  • Bare, soundproof room without windows
  • Room is of the most comfortable size; neither too big or small
  • Room is of a uniform, dull and light color
  • Flicker-free lighting
  • Smell-free
  • Floor is firm but soft; cannot hear footsteps
  • No noisy machinery
  • No one else in the room

Realistic Conditions

  • Simple room without windows
  • Good ventilation
  • Walls of dull colors with minimum furniture and no decorative objects
  • Flicker-free lighting
  • Only necessary equipment and people are in the room
  • People entering the room do not have any odors (esp. perfume)
  • No large reflective surfaces (like one way observation windows; use video cameras instead)
  • No high contrast colors or patterns

Additional Considerations for children

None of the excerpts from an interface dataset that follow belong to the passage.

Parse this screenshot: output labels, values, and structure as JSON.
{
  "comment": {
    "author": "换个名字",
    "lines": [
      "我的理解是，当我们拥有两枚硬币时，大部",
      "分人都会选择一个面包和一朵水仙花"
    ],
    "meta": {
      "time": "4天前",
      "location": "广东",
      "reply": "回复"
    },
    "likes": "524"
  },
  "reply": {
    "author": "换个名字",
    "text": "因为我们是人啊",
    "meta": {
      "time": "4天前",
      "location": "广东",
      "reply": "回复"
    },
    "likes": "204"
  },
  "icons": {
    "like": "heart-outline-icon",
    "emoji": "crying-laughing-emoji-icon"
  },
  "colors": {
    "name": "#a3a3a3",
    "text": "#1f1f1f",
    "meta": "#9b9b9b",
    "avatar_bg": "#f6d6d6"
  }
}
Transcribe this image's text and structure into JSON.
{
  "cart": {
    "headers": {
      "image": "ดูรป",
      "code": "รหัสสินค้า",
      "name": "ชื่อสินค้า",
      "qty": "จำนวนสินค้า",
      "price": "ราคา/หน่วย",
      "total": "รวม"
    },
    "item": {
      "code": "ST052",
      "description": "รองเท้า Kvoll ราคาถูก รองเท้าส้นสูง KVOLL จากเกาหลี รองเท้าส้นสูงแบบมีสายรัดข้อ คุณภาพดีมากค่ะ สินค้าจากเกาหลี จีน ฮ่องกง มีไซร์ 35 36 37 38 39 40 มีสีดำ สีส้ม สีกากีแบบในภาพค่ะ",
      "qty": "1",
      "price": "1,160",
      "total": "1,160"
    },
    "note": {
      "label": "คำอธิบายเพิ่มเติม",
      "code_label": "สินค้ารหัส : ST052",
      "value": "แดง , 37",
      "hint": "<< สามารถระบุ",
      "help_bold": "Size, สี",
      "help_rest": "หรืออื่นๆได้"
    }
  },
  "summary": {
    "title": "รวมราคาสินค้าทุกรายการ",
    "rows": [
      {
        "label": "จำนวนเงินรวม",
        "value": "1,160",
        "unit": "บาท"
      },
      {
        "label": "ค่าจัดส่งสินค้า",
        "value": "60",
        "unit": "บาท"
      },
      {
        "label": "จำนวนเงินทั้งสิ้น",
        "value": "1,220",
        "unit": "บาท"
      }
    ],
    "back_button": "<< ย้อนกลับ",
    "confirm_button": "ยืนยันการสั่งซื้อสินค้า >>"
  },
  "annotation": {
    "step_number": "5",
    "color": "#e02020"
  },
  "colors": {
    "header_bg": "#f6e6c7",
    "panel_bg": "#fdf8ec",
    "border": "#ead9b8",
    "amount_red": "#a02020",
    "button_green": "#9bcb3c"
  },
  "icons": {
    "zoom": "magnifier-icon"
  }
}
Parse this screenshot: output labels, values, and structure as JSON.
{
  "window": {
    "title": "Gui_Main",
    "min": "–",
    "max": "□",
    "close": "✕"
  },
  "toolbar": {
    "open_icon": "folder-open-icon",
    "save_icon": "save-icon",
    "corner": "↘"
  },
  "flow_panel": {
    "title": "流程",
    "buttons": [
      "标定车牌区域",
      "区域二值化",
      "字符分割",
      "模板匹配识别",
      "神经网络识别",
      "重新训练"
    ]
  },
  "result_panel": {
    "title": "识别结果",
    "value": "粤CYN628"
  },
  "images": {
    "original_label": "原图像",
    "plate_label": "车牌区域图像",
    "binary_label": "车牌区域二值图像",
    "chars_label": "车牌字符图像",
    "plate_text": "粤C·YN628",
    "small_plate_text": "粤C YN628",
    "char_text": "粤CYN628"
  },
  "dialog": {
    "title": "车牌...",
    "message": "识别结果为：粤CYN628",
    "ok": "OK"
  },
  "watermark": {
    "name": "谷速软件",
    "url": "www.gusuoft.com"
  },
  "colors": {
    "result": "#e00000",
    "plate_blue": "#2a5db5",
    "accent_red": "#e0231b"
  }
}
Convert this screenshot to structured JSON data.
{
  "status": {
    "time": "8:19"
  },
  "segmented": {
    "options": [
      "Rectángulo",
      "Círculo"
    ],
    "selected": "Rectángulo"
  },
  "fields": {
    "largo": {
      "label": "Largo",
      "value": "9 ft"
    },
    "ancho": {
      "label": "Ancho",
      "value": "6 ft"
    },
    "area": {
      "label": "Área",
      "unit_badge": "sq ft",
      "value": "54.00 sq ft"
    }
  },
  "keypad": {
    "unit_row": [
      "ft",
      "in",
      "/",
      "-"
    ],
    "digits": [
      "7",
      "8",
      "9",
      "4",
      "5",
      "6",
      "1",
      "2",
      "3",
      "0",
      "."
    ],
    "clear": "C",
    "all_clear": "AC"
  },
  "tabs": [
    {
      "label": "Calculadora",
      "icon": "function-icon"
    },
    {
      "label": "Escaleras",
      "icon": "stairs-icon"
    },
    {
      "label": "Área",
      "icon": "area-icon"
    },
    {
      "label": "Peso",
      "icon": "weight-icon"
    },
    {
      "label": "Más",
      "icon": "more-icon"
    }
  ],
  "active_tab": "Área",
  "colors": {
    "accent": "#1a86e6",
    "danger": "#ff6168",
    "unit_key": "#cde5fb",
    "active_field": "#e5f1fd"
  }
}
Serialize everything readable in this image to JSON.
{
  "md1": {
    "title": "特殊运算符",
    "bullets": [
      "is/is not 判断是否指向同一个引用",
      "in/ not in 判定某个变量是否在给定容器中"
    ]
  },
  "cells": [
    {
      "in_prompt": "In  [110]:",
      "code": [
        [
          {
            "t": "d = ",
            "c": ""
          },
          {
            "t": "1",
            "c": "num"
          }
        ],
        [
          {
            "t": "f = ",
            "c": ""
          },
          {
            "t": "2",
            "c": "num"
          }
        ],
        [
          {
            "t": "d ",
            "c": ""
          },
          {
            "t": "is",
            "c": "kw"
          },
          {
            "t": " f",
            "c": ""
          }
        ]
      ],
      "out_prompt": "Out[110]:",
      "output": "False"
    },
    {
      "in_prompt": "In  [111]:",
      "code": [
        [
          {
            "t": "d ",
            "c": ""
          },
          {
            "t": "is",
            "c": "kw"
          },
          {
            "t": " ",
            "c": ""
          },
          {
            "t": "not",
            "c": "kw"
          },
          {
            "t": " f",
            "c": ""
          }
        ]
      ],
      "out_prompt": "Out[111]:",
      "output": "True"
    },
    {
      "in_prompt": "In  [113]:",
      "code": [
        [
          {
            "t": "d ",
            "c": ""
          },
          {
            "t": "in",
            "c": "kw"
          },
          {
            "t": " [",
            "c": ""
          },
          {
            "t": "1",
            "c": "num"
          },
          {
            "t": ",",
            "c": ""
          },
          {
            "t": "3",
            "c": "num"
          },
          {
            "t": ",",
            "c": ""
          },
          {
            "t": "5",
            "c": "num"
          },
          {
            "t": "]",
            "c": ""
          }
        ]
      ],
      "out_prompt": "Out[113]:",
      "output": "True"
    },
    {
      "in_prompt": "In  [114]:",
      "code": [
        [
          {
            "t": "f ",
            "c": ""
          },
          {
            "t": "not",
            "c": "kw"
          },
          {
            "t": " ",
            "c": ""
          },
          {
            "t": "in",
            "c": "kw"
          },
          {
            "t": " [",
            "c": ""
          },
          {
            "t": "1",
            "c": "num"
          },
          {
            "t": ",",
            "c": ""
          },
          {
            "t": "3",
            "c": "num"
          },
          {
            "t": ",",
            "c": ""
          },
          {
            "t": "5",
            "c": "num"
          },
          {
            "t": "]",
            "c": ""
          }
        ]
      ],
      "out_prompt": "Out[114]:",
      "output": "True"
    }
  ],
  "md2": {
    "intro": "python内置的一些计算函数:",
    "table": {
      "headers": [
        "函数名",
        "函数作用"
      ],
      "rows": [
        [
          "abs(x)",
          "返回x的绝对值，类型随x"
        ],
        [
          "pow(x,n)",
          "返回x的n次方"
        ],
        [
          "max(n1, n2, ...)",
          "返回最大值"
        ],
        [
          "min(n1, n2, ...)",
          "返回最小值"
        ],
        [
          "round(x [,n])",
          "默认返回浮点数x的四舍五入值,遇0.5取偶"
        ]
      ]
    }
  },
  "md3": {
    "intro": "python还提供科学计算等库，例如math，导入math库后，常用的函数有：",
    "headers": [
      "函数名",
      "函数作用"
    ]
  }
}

  • Equipment should be durable and able to withstand abuse or dismantling
  • Dangerous machinery should be kept out of sight, or failing that, out of reach
  • All accessible items are labeled with words and pictures of how to use them

References

New Autism Articles
DIY Autism Therapy
One Giant Leap from Autism
Some parents also need therapy
Financial Planning
Story Writing & Creativity for Autistics
Using Facebook for Aspies